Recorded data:
========================================

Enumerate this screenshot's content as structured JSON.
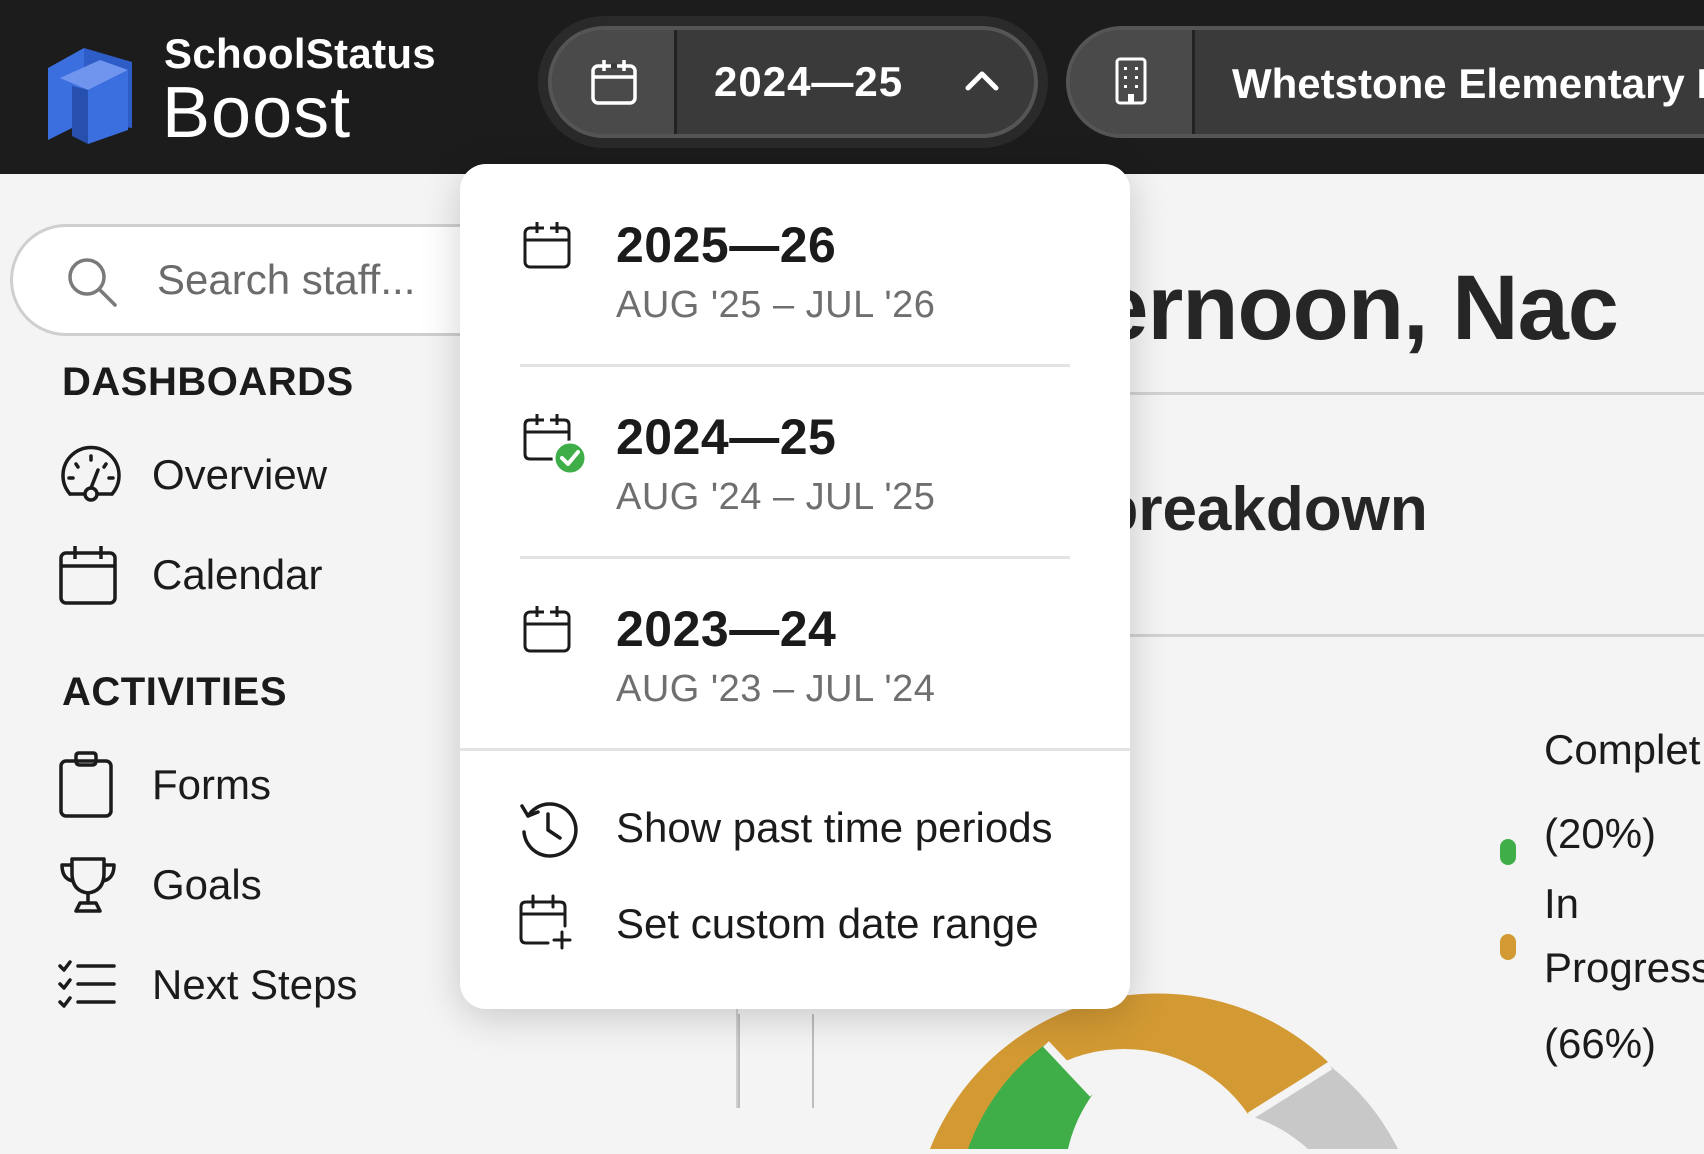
{
  "brand": {
    "line1": "SchoolStatus",
    "line2": "Boost",
    "color": "#3b6fe0"
  },
  "header": {
    "year_selector": {
      "value": "2024—25",
      "icon": "calendar-icon",
      "state": "expanded"
    },
    "school_selector": {
      "value": "Whetstone Elementary I",
      "icon": "building-icon"
    }
  },
  "sidebar": {
    "search": {
      "placeholder": "Search staff..."
    },
    "sections": [
      {
        "title": "DASHBOARDS",
        "items": [
          {
            "label": "Overview",
            "icon": "speedometer-icon"
          },
          {
            "label": "Calendar",
            "icon": "calendar-icon"
          }
        ]
      },
      {
        "title": "ACTIVITIES",
        "items": [
          {
            "label": "Forms",
            "icon": "clipboard-icon"
          },
          {
            "label": "Goals",
            "icon": "trophy-icon"
          },
          {
            "label": "Next Steps",
            "icon": "checklist-icon"
          }
        ]
      }
    ]
  },
  "main": {
    "greeting": "fternoon, Nac",
    "section_heading": "/ breakdown",
    "legend": [
      {
        "line1": "Complet",
        "line2": "(20%)",
        "color": "#3fae49"
      },
      {
        "line1": "In",
        "line2": "Progress",
        "line3": "(66%)",
        "color": "#d39a33"
      }
    ],
    "donut": {
      "complete_pct": 20,
      "in_progress_pct": 66,
      "other_color": "#c8c8c8"
    }
  },
  "dropdown": {
    "options": [
      {
        "title": "2025—26",
        "range": "AUG '25 – JUL '26",
        "selected": false
      },
      {
        "title": "2024—25",
        "range": "AUG '24 – JUL '25",
        "selected": true
      },
      {
        "title": "2023—24",
        "range": "AUG '23 – JUL '24",
        "selected": false
      }
    ],
    "actions": [
      {
        "label": "Show past time periods",
        "icon": "history-icon"
      },
      {
        "label": "Set custom date range",
        "icon": "calendar-plus-icon"
      }
    ],
    "check_color": "#3fae49"
  }
}
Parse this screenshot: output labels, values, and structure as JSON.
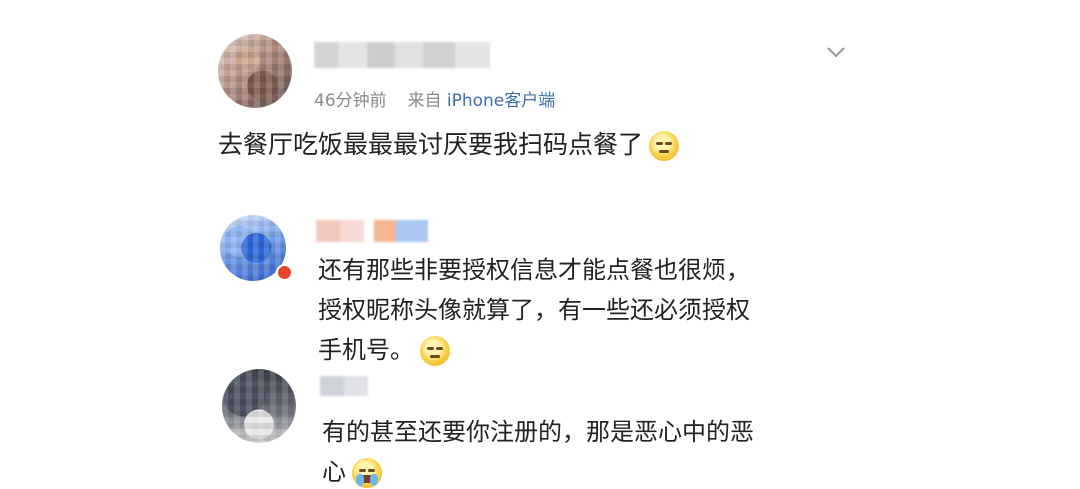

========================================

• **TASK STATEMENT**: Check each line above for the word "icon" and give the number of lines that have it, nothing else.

• **EXERCISE ANSWER**: 9